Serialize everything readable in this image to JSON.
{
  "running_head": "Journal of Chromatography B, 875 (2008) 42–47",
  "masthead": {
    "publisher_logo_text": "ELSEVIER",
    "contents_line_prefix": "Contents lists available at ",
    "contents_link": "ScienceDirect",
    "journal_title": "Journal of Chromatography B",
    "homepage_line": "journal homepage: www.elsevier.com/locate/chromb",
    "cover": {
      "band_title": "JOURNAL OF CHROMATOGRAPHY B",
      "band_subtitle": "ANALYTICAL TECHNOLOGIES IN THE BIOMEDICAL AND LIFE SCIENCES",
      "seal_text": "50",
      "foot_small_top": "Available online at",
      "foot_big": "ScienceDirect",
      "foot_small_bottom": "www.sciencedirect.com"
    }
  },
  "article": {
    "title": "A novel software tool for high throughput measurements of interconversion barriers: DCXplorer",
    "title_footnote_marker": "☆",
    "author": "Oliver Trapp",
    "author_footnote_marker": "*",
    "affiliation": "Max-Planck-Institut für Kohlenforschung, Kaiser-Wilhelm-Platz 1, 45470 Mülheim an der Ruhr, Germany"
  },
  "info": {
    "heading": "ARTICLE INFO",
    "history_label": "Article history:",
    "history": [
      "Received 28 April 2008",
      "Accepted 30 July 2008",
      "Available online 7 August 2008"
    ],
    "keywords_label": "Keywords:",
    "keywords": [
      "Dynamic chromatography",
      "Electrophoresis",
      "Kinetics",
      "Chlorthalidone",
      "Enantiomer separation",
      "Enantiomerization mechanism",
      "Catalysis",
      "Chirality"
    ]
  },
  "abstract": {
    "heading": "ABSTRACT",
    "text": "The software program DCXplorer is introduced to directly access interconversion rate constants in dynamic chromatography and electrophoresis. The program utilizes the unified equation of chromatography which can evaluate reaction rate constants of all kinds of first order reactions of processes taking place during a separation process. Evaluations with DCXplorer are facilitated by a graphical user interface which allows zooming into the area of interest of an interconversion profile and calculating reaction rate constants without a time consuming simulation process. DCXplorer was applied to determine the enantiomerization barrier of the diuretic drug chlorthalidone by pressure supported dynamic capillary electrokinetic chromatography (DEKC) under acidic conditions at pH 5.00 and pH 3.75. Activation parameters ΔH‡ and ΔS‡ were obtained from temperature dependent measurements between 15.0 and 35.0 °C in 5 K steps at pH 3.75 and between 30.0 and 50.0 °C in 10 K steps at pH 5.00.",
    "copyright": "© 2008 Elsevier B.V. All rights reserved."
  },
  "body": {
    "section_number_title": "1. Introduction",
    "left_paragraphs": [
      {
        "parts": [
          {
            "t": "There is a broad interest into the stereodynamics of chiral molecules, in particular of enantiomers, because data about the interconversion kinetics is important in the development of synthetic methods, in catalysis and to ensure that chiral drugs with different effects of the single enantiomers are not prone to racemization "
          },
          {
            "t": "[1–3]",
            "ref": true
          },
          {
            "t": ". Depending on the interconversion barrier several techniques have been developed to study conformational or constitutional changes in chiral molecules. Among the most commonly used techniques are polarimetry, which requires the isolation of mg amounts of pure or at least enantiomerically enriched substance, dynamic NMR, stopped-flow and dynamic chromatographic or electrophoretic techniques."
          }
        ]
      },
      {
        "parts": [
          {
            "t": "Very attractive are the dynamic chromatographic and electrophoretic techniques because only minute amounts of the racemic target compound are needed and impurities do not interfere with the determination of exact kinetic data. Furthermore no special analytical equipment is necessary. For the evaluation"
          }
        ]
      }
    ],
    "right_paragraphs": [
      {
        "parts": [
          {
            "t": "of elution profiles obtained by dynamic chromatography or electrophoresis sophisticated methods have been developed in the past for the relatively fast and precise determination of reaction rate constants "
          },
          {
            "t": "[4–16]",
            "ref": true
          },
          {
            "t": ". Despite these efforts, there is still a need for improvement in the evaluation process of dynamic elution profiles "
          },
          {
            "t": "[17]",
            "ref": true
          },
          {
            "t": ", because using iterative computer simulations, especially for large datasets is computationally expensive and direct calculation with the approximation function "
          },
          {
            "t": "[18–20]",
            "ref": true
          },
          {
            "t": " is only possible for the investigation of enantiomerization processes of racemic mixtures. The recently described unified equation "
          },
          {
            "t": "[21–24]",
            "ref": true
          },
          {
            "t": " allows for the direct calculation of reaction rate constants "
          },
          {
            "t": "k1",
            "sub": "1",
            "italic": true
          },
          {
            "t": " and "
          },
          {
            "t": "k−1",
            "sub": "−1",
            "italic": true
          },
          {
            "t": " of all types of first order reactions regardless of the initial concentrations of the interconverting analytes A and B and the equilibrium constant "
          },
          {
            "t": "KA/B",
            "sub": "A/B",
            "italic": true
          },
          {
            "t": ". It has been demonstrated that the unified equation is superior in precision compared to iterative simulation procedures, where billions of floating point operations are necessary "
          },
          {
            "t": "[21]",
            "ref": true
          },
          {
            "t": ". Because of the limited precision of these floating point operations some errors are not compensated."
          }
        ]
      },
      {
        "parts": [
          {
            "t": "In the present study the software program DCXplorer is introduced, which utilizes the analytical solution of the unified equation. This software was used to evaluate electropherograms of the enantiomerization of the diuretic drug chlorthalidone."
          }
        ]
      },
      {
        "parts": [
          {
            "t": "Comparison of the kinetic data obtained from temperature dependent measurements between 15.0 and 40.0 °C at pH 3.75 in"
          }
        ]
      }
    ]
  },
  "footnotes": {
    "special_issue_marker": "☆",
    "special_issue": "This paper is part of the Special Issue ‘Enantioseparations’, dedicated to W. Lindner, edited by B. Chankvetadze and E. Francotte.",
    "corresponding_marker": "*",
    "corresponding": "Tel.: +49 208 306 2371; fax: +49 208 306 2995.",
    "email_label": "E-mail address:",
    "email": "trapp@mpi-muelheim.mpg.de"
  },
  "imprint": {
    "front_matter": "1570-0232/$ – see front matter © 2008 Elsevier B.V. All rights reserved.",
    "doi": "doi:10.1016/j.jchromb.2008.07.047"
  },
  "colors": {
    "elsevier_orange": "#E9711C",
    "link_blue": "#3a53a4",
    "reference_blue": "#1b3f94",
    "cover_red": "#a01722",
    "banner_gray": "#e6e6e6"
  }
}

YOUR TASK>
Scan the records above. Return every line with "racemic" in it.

YOUR SOLUTION>
            "t": "Very attractive are the dynamic chromatographic and electrophoretic techniques because only minute amounts of the racemic target compound are needed and impurities do not interfere with the determination of exact kinetic data. Furthermore no special analytical equipment is necessary. For the evaluation"
            "t": " is only possible for the investigation of enantiomerization processes of racemic mixtures. The recently described unified equation "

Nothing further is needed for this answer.